Collected in the eastern Gulf of Mexico in 2010, the male kitefin shark only measures 15 cm in length and has five distinctive features not found in the only other known specimen of its kind.
The older specimen was captured in the Eastern Pacific Ocean in 1979 and is now housed at the Zoological Museum in St. Petersburg, Russia, the research team said in a press release last week.
Both the original Pacific Ocean specimen and the newer specimen from the Gulf of Mexico have a tiny pocket gland on each side of their body near the gills that can produce luminous fluid, which scientists believe is a means of attracting prey.
On top of that, the newer specimen possesses notable differences include fewer vertebrae and numerous light-producing photophores that cover much of its body, according to the researchers.
“The fact that only one pocket shark has ever been reported from the Gulf of Mexico, and that it is a new species, underscores how little we know about the Gulf – especially its deeper waters – and how many additional new species from these waters await discovery,” said Henry Bart, an author of the study at the Tulane University in the US state of Louisiana.
“Both are separate species, each from separate oceans. Both are exceedingly rare,” said study author Mark Grace of the National Marine Fisheries Service-Mississippi Laboratories of the National Oceanic and Atmospheric Administration.

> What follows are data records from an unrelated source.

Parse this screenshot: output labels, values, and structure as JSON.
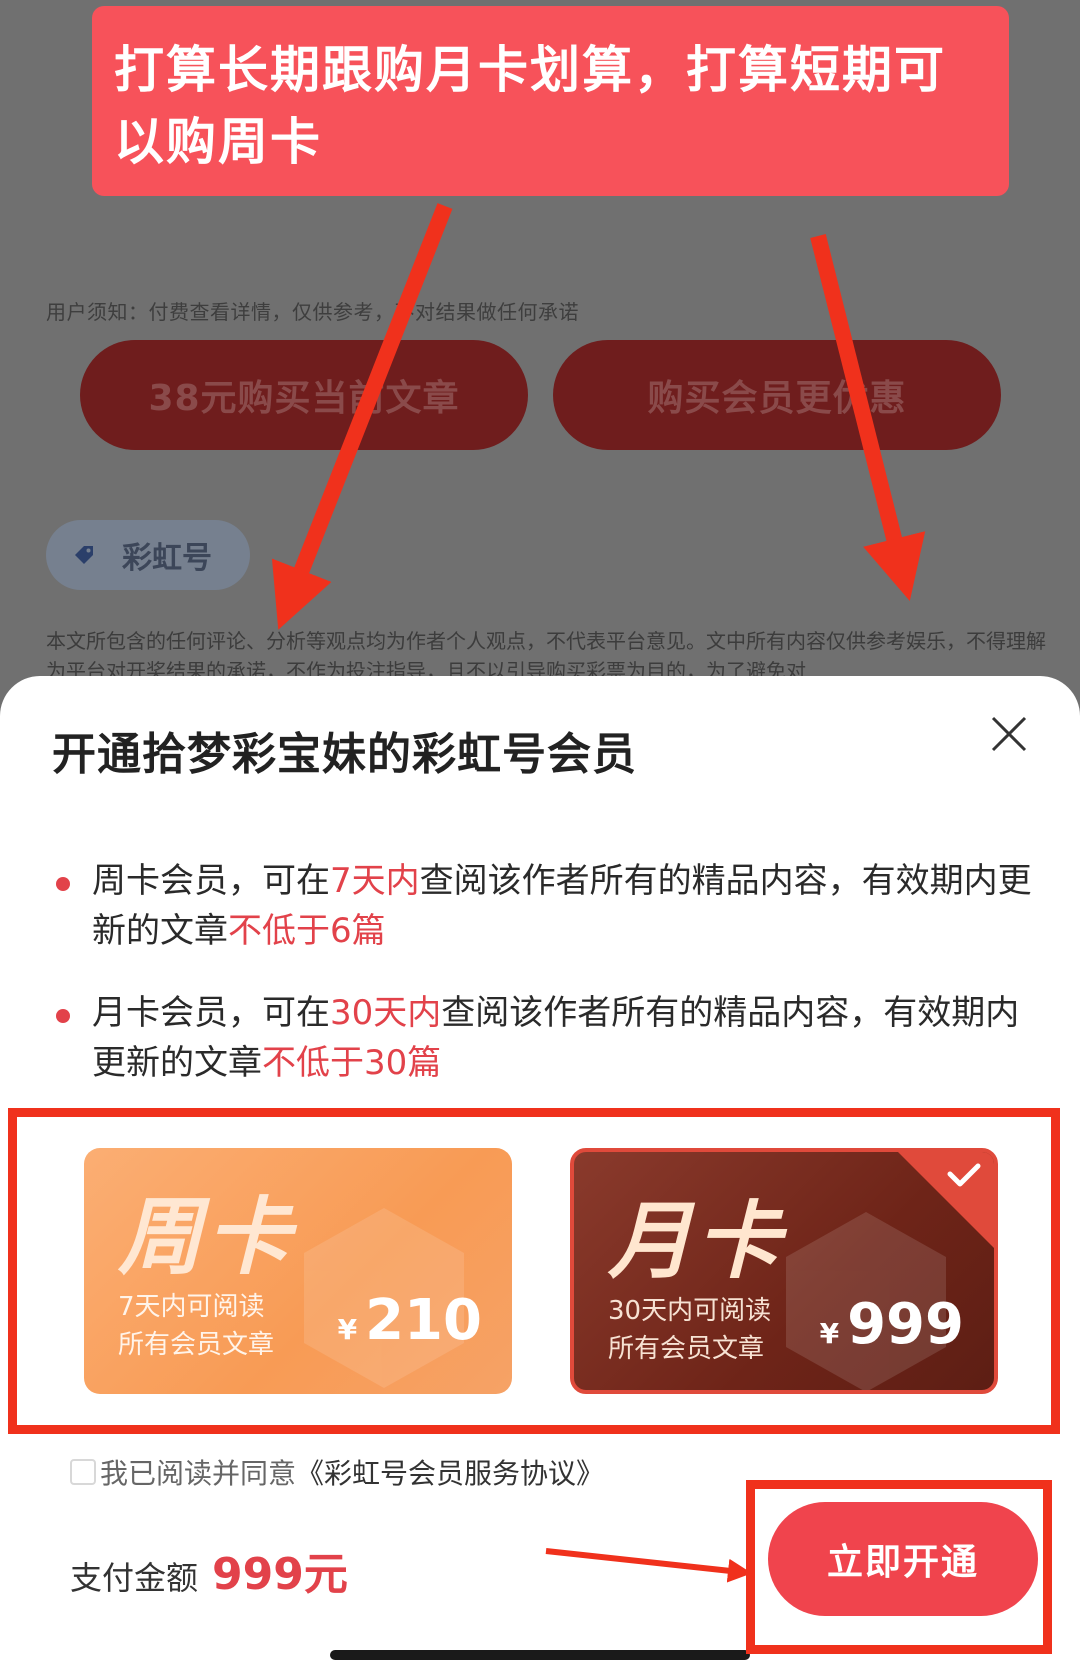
{
  "annotation": {
    "text": "打算长期跟购月卡划算，打算短期可以购周卡"
  },
  "background": {
    "notice": "用户须知：付费查看详情，仅供参考，不对结果做任何承诺",
    "buy_article_label": "38元购买当前文章",
    "buy_member_label": "购买会员更优惠",
    "tag_label": "彩虹号",
    "disclaimer": "本文所包含的任何评论、分析等观点均为作者个人观点，不代表平台意见。文中所有内容仅供参考娱乐，不得理解为平台对开奖结果的承诺，不作为投注指导，且不以引导购买彩票为目的，为了避免对"
  },
  "sheet": {
    "title": "开通拾梦彩宝妹的彩虹号会员",
    "benefits": [
      {
        "a": "周卡会员，可在",
        "b": "7天内",
        "c": "查阅该作者所有的精品内容，有效期内更新的文章",
        "d": "不低于6篇"
      },
      {
        "a": "月卡会员，可在",
        "b": "30天内",
        "c": "查阅该作者所有的精品内容，有效期内更新的文章",
        "d": "不低于30篇"
      }
    ],
    "cards": [
      {
        "title": "周卡",
        "desc1": "7天内可阅读",
        "desc2": "所有会员文章",
        "currency": "¥",
        "price": "210",
        "selected": false
      },
      {
        "title": "月卡",
        "desc1": "30天内可阅读",
        "desc2": "所有会员文章",
        "currency": "¥",
        "price": "999",
        "selected": true
      }
    ],
    "agreement": {
      "prefix": "我已阅读并同意",
      "link": "《彩虹号会员服务协议》",
      "checked": false
    },
    "pay_label": "支付金额",
    "pay_amount": "999元",
    "open_button": "立即开通"
  },
  "colors": {
    "accent": "#f0444d",
    "annotation_red": "#f0311c",
    "highlight": "#e2424a"
  }
}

The new findings were published recently in the animal taxonomy journal Zootaxa.